There is a piece in the Dec. 9 Chronicle (“Why Fiction Does It Better”) that argues that fiction develops readers’ capacity for “sociocognitive complexity”:
Cognitive scientists and literary theorists have plenty to say on this subject. Cognitive science connects the acquisition of vocabulary to social cognition, or the development of theory of mind—a capacity to attribute mental states, including thoughts, beliefs, and desires, to oneself and other people.
For those of us around the university who aim to prepare our students to bring to their various post-University roles — citizens, parents, professionals/workers, bosses — such useful attributes as compassion, tolerance, empathy, and the ability to deal with uncertainty and ambiguity, it is encouraging to see a positive correlation between these capacities and a universally available activity.

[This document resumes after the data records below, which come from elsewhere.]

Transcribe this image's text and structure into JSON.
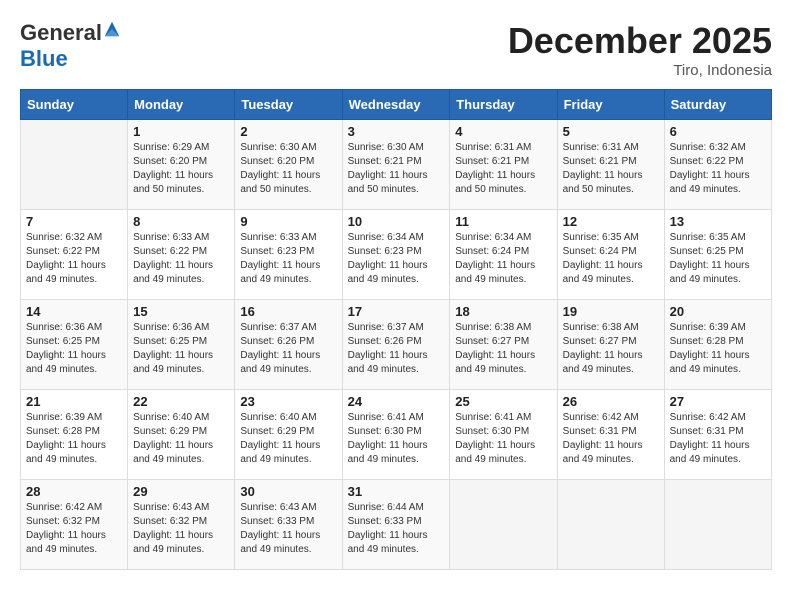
{
  "header": {
    "logo_general": "General",
    "logo_blue": "Blue",
    "month_title": "December 2025",
    "location": "Tiro, Indonesia"
  },
  "days_of_week": [
    "Sunday",
    "Monday",
    "Tuesday",
    "Wednesday",
    "Thursday",
    "Friday",
    "Saturday"
  ],
  "weeks": [
    [
      {
        "day": "",
        "info": ""
      },
      {
        "day": "1",
        "info": "Sunrise: 6:29 AM\nSunset: 6:20 PM\nDaylight: 11 hours\nand 50 minutes."
      },
      {
        "day": "2",
        "info": "Sunrise: 6:30 AM\nSunset: 6:20 PM\nDaylight: 11 hours\nand 50 minutes."
      },
      {
        "day": "3",
        "info": "Sunrise: 6:30 AM\nSunset: 6:21 PM\nDaylight: 11 hours\nand 50 minutes."
      },
      {
        "day": "4",
        "info": "Sunrise: 6:31 AM\nSunset: 6:21 PM\nDaylight: 11 hours\nand 50 minutes."
      },
      {
        "day": "5",
        "info": "Sunrise: 6:31 AM\nSunset: 6:21 PM\nDaylight: 11 hours\nand 50 minutes."
      },
      {
        "day": "6",
        "info": "Sunrise: 6:32 AM\nSunset: 6:22 PM\nDaylight: 11 hours\nand 49 minutes."
      }
    ],
    [
      {
        "day": "7",
        "info": "Sunrise: 6:32 AM\nSunset: 6:22 PM\nDaylight: 11 hours\nand 49 minutes."
      },
      {
        "day": "8",
        "info": "Sunrise: 6:33 AM\nSunset: 6:22 PM\nDaylight: 11 hours\nand 49 minutes."
      },
      {
        "day": "9",
        "info": "Sunrise: 6:33 AM\nSunset: 6:23 PM\nDaylight: 11 hours\nand 49 minutes."
      },
      {
        "day": "10",
        "info": "Sunrise: 6:34 AM\nSunset: 6:23 PM\nDaylight: 11 hours\nand 49 minutes."
      },
      {
        "day": "11",
        "info": "Sunrise: 6:34 AM\nSunset: 6:24 PM\nDaylight: 11 hours\nand 49 minutes."
      },
      {
        "day": "12",
        "info": "Sunrise: 6:35 AM\nSunset: 6:24 PM\nDaylight: 11 hours\nand 49 minutes."
      },
      {
        "day": "13",
        "info": "Sunrise: 6:35 AM\nSunset: 6:25 PM\nDaylight: 11 hours\nand 49 minutes."
      }
    ],
    [
      {
        "day": "14",
        "info": "Sunrise: 6:36 AM\nSunset: 6:25 PM\nDaylight: 11 hours\nand 49 minutes."
      },
      {
        "day": "15",
        "info": "Sunrise: 6:36 AM\nSunset: 6:25 PM\nDaylight: 11 hours\nand 49 minutes."
      },
      {
        "day": "16",
        "info": "Sunrise: 6:37 AM\nSunset: 6:26 PM\nDaylight: 11 hours\nand 49 minutes."
      },
      {
        "day": "17",
        "info": "Sunrise: 6:37 AM\nSunset: 6:26 PM\nDaylight: 11 hours\nand 49 minutes."
      },
      {
        "day": "18",
        "info": "Sunrise: 6:38 AM\nSunset: 6:27 PM\nDaylight: 11 hours\nand 49 minutes."
      },
      {
        "day": "19",
        "info": "Sunrise: 6:38 AM\nSunset: 6:27 PM\nDaylight: 11 hours\nand 49 minutes."
      },
      {
        "day": "20",
        "info": "Sunrise: 6:39 AM\nSunset: 6:28 PM\nDaylight: 11 hours\nand 49 minutes."
      }
    ],
    [
      {
        "day": "21",
        "info": "Sunrise: 6:39 AM\nSunset: 6:28 PM\nDaylight: 11 hours\nand 49 minutes."
      },
      {
        "day": "22",
        "info": "Sunrise: 6:40 AM\nSunset: 6:29 PM\nDaylight: 11 hours\nand 49 minutes."
      },
      {
        "day": "23",
        "info": "Sunrise: 6:40 AM\nSunset: 6:29 PM\nDaylight: 11 hours\nand 49 minutes."
      },
      {
        "day": "24",
        "info": "Sunrise: 6:41 AM\nSunset: 6:30 PM\nDaylight: 11 hours\nand 49 minutes."
      },
      {
        "day": "25",
        "info": "Sunrise: 6:41 AM\nSunset: 6:30 PM\nDaylight: 11 hours\nand 49 minutes."
      },
      {
        "day": "26",
        "info": "Sunrise: 6:42 AM\nSunset: 6:31 PM\nDaylight: 11 hours\nand 49 minutes."
      },
      {
        "day": "27",
        "info": "Sunrise: 6:42 AM\nSunset: 6:31 PM\nDaylight: 11 hours\nand 49 minutes."
      }
    ],
    [
      {
        "day": "28",
        "info": "Sunrise: 6:42 AM\nSunset: 6:32 PM\nDaylight: 11 hours\nand 49 minutes."
      },
      {
        "day": "29",
        "info": "Sunrise: 6:43 AM\nSunset: 6:32 PM\nDaylight: 11 hours\nand 49 minutes."
      },
      {
        "day": "30",
        "info": "Sunrise: 6:43 AM\nSunset: 6:33 PM\nDaylight: 11 hours\nand 49 minutes."
      },
      {
        "day": "31",
        "info": "Sunrise: 6:44 AM\nSunset: 6:33 PM\nDaylight: 11 hours\nand 49 minutes."
      },
      {
        "day": "",
        "info": ""
      },
      {
        "day": "",
        "info": ""
      },
      {
        "day": "",
        "info": ""
      }
    ]
  ]
}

The author’s challenge is to get more fiction into school curriculums and to do so earlier, not later, in the moral development of students. And in universities, where an emphasis on STEM education has the potential to crowd out courses built around novels, drama, and narrative poetry, the curricular challenge is no less severe.
When a few of my first-year law students asked what they might read over the holiday break, I didn’t hesitate to suggest a handful of novels that I thought would entertain and provide a welcome break from the past four months of reading cases and statutes. Little did I know I was also adding to the development of their capacity for sociocognitive complexity!